====== Task material ======

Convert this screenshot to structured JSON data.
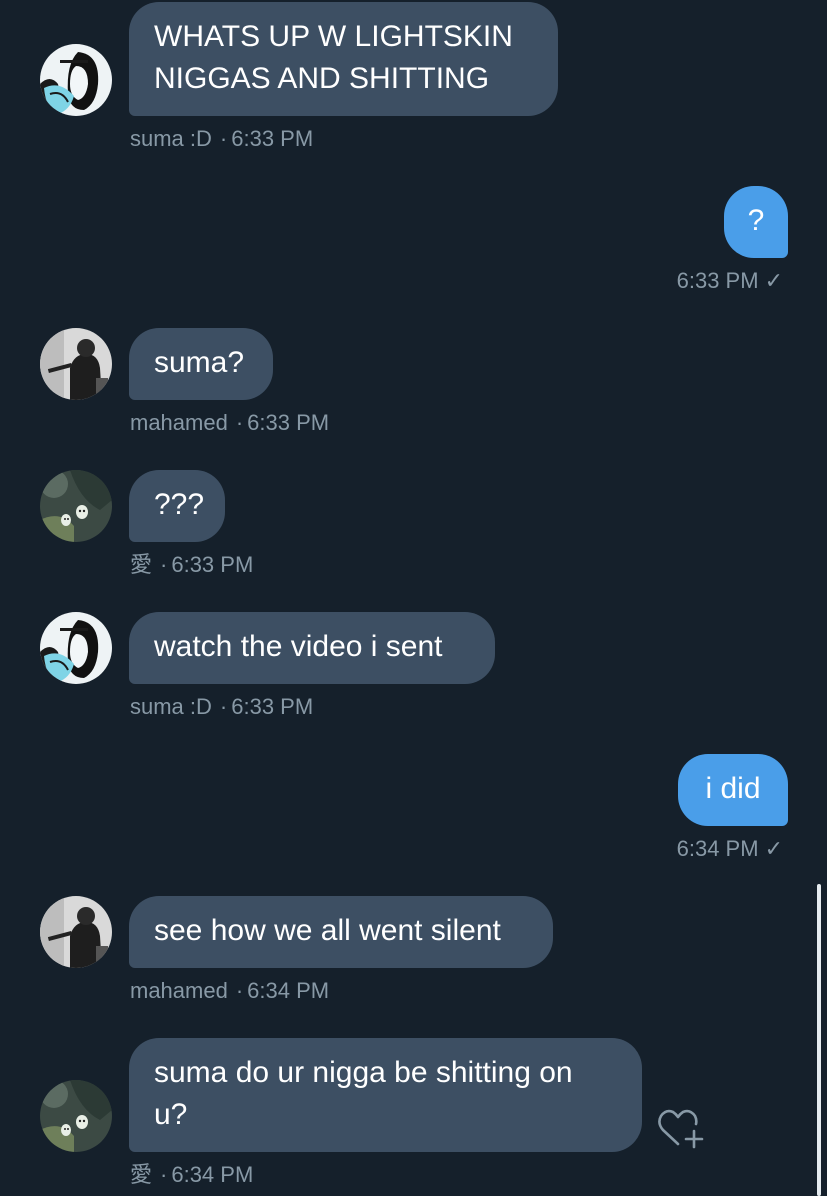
{
  "colors": {
    "background": "#15202b",
    "incoming_bubble": "#3d4f63",
    "outgoing_bubble": "#4a9ee9",
    "meta_text": "#8899a6"
  },
  "messages": [
    {
      "direction": "in",
      "avatar": "anime-girl-avatar",
      "sender": "suma :D",
      "time": "6:33 PM",
      "lines": [
        "WHATS UP W LIGHTSKIN",
        "NIGGAS AND SHITTING"
      ]
    },
    {
      "direction": "out",
      "text": "?",
      "time": "6:33 PM",
      "status_icon": "check-icon",
      "status": "✓"
    },
    {
      "direction": "in",
      "avatar": "bw-photo-avatar",
      "sender": "mahamed",
      "time": "6:33 PM",
      "text": "suma?"
    },
    {
      "direction": "in",
      "avatar": "forest-spirit-avatar",
      "sender": "愛",
      "time": "6:33 PM",
      "text": "???"
    },
    {
      "direction": "in",
      "avatar": "anime-girl-avatar",
      "sender": "suma :D",
      "time": "6:33 PM",
      "text": "watch the video i sent"
    },
    {
      "direction": "out",
      "text": "i did",
      "time": "6:34 PM",
      "status_icon": "check-icon",
      "status": "✓"
    },
    {
      "direction": "in",
      "avatar": "bw-photo-avatar",
      "sender": "mahamed",
      "time": "6:34 PM",
      "text": "see how we all went silent"
    },
    {
      "direction": "in",
      "avatar": "forest-spirit-avatar",
      "sender": "愛",
      "time": "6:34 PM",
      "lines": [
        "suma do ur nigga be shitting on",
        "u?"
      ],
      "reaction_icon": "add-reaction-heart-icon"
    }
  ],
  "meta_separator": "·"
}
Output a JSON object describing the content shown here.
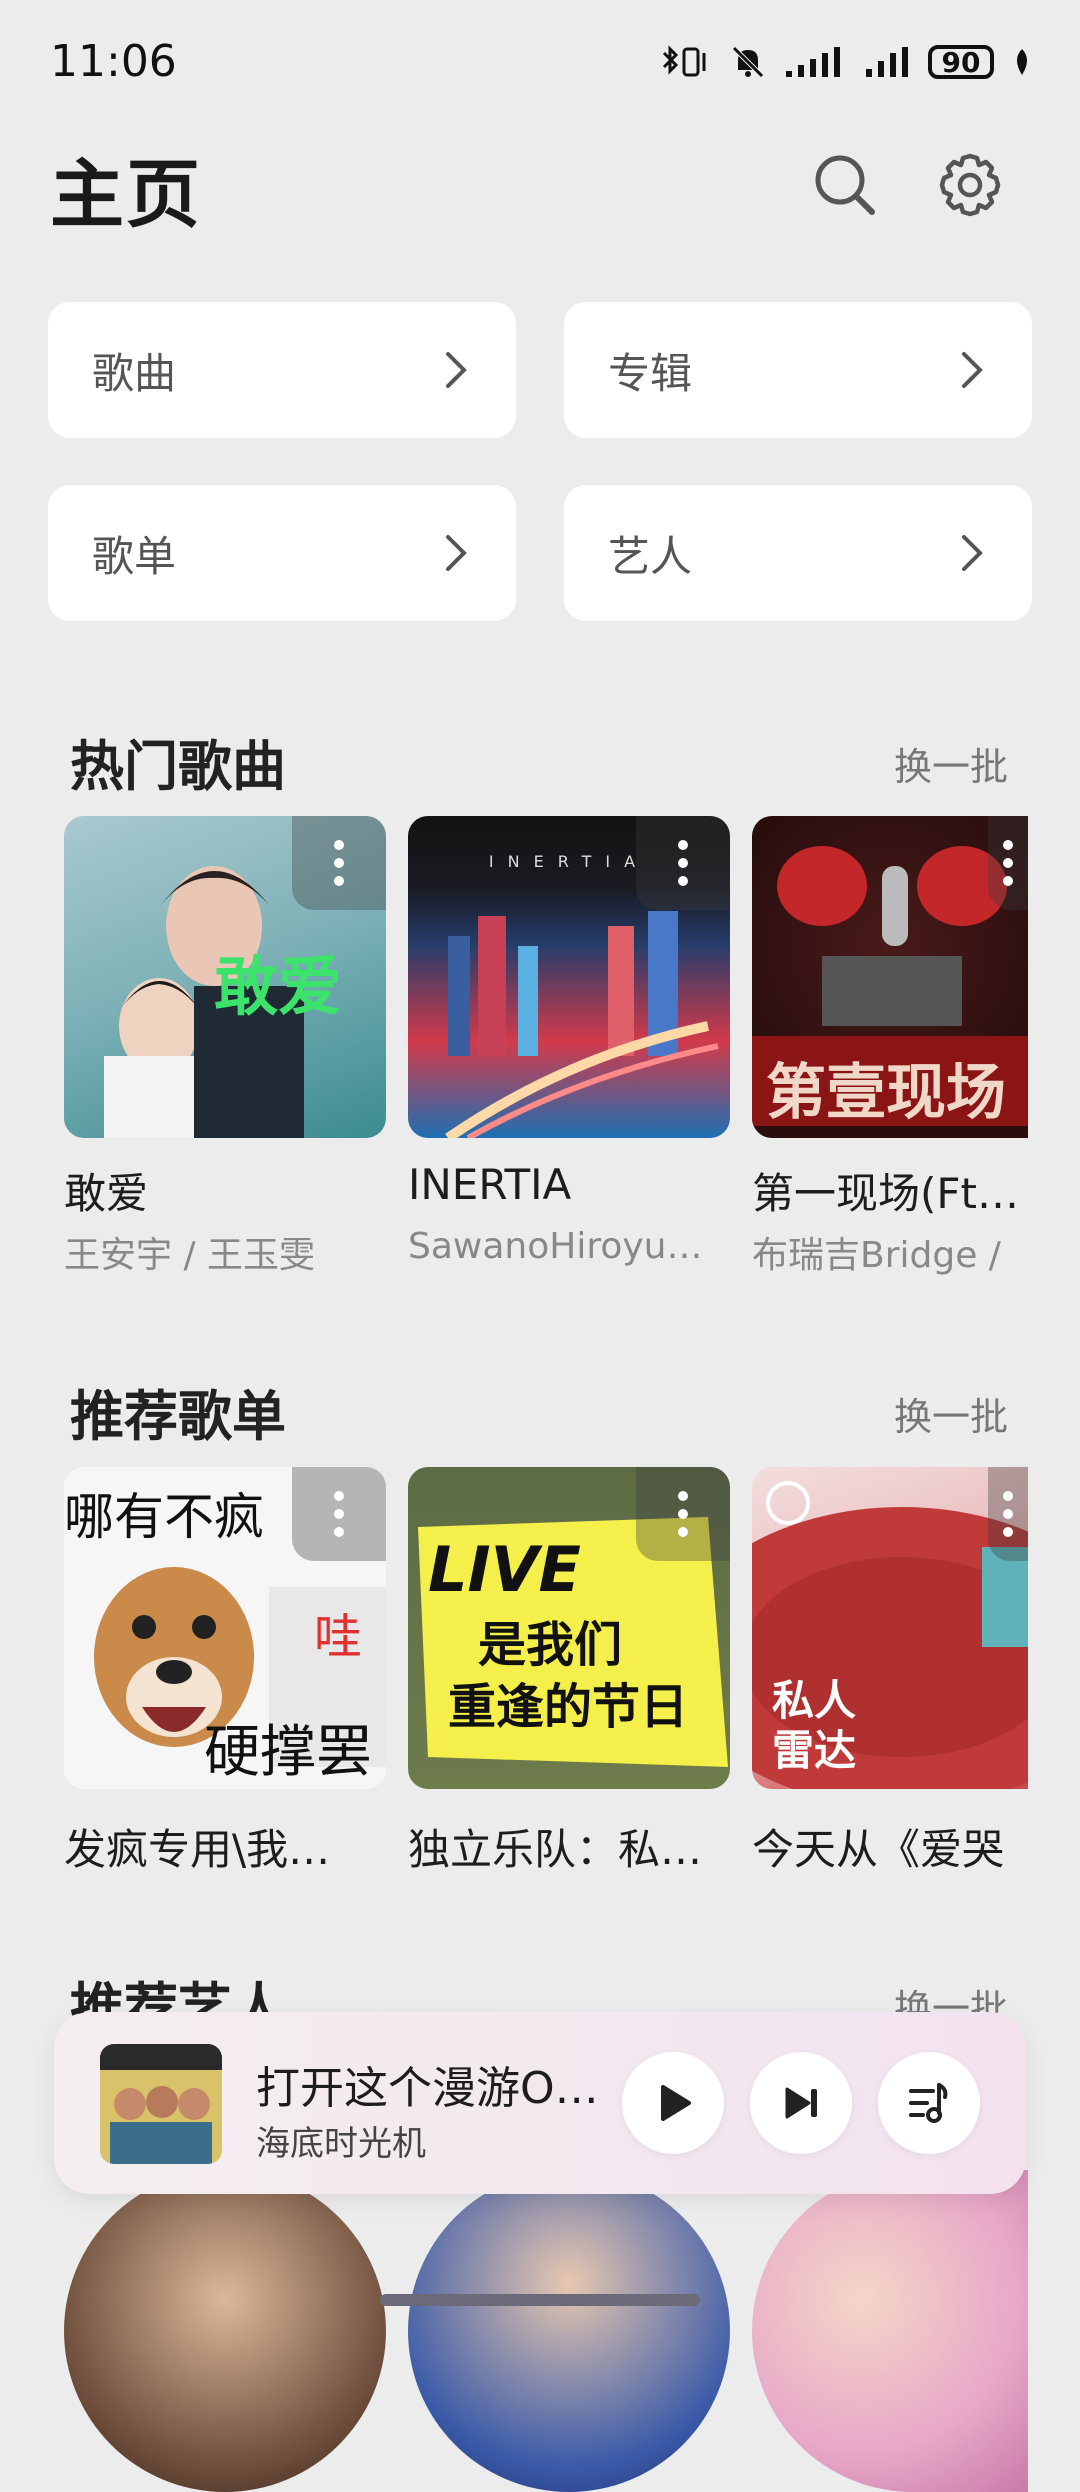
{
  "status": {
    "time": "11:06",
    "battery": "90"
  },
  "header": {
    "title": "主页"
  },
  "categories": [
    {
      "label": "歌曲"
    },
    {
      "label": "专辑"
    },
    {
      "label": "歌单"
    },
    {
      "label": "艺人"
    }
  ],
  "hot_songs": {
    "title": "热门歌曲",
    "refresh": "换一批",
    "items": [
      {
        "name": "敢爱",
        "artist": "王安宇 / 王玉雯",
        "cover_text": "敢爱"
      },
      {
        "name": "INERTIA",
        "artist": "SawanoHiroyu…",
        "cover_text": "INERTIA"
      },
      {
        "name": "第一现场(Ft…",
        "artist": "布瑞吉Bridge /",
        "cover_text": "第壹现场"
      }
    ]
  },
  "playlists": {
    "title": "推荐歌单",
    "refresh": "换一批",
    "items": [
      {
        "name": "发疯专用\\我…",
        "cover_top": "哪有不疯",
        "cover_mid": "哇",
        "cover_bottom": "硬撑罢"
      },
      {
        "name": "独立乐队：私…",
        "cover_line1": "LIVE",
        "cover_line2": "是我们",
        "cover_line3": "重逢的节日"
      },
      {
        "name": "今天从《爱哭",
        "cover_line1": "私人",
        "cover_line2": "雷达"
      }
    ]
  },
  "artists": {
    "title": "推荐艺人",
    "refresh": "换一批"
  },
  "now_playing": {
    "title": "打开这个漫游O…",
    "artist": "海底时光机"
  }
}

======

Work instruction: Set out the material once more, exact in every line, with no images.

Answer:
Convert this screenshot to structured JSON data.
{
  "colors": {
    "background": "#15202b",
    "incoming_bubble": "#3d4f63",
    "outgoing_bubble": "#4a9ee9",
    "meta_text": "#8899a6"
  },
  "messages": [
    {
      "direction": "in",
      "avatar": "anime-girl-avatar",
      "sender": "suma :D",
      "time": "6:33 PM",
      "lines": [
        "WHATS UP W LIGHTSKIN",
        "NIGGAS AND SHITTING"
      ]
    },
    {
      "direction": "out",
      "text": "?",
      "time": "6:33 PM",
      "status_icon": "check-icon",
      "status": "✓"
    },
    {
      "direction": "in",
      "avatar": "bw-photo-avatar",
      "sender": "mahamed",
      "time": "6:33 PM",
      "text": "suma?"
    },
    {
      "direction": "in",
      "avatar": "forest-spirit-avatar",
      "sender": "愛",
      "time": "6:33 PM",
      "text": "???"
    },
    {
      "direction": "in",
      "avatar": "anime-girl-avatar",
      "sender": "suma :D",
      "time": "6:33 PM",
      "text": "watch the video i sent"
    },
    {
      "direction": "out",
      "text": "i did",
      "time": "6:34 PM",
      "status_icon": "check-icon",
      "status": "✓"
    },
    {
      "direction": "in",
      "avatar": "bw-photo-avatar",
      "sender": "mahamed",
      "time": "6:34 PM",
      "text": "see how we all went silent"
    },
    {
      "direction": "in",
      "avatar": "forest-spirit-avatar",
      "sender": "愛",
      "time": "6:34 PM",
      "lines": [
        "suma do ur nigga be shitting on",
        "u?"
      ],
      "reaction_icon": "add-reaction-heart-icon"
    }
  ],
  "meta_separator": "·"
}
Output a JSON object describing the content shown here.
{
  "status": {
    "time": "11:06",
    "battery": "90"
  },
  "header": {
    "title": "主页"
  },
  "categories": [
    {
      "label": "歌曲"
    },
    {
      "label": "专辑"
    },
    {
      "label": "歌单"
    },
    {
      "label": "艺人"
    }
  ],
  "hot_songs": {
    "title": "热门歌曲",
    "refresh": "换一批",
    "items": [
      {
        "name": "敢爱",
        "artist": "王安宇 / 王玉雯",
        "cover_text": "敢爱"
      },
      {
        "name": "INERTIA",
        "artist": "SawanoHiroyu…",
        "cover_text": "INERTIA"
      },
      {
        "name": "第一现场(Ft…",
        "artist": "布瑞吉Bridge /",
        "cover_text": "第壹现场"
      }
    ]
  },
  "playlists": {
    "title": "推荐歌单",
    "refresh": "换一批",
    "items": [
      {
        "name": "发疯专用\\我…",
        "cover_top": "哪有不疯",
        "cover_mid": "哇",
        "cover_bottom": "硬撑罢"
      },
      {
        "name": "独立乐队：私…",
        "cover_line1": "LIVE",
        "cover_line2": "是我们",
        "cover_line3": "重逢的节日"
      },
      {
        "name": "今天从《爱哭",
        "cover_line1": "私人",
        "cover_line2": "雷达"
      }
    ]
  },
  "artists": {
    "title": "推荐艺人",
    "refresh": "换一批"
  },
  "now_playing": {
    "title": "打开这个漫游O…",
    "artist": "海底时光机"
  }
}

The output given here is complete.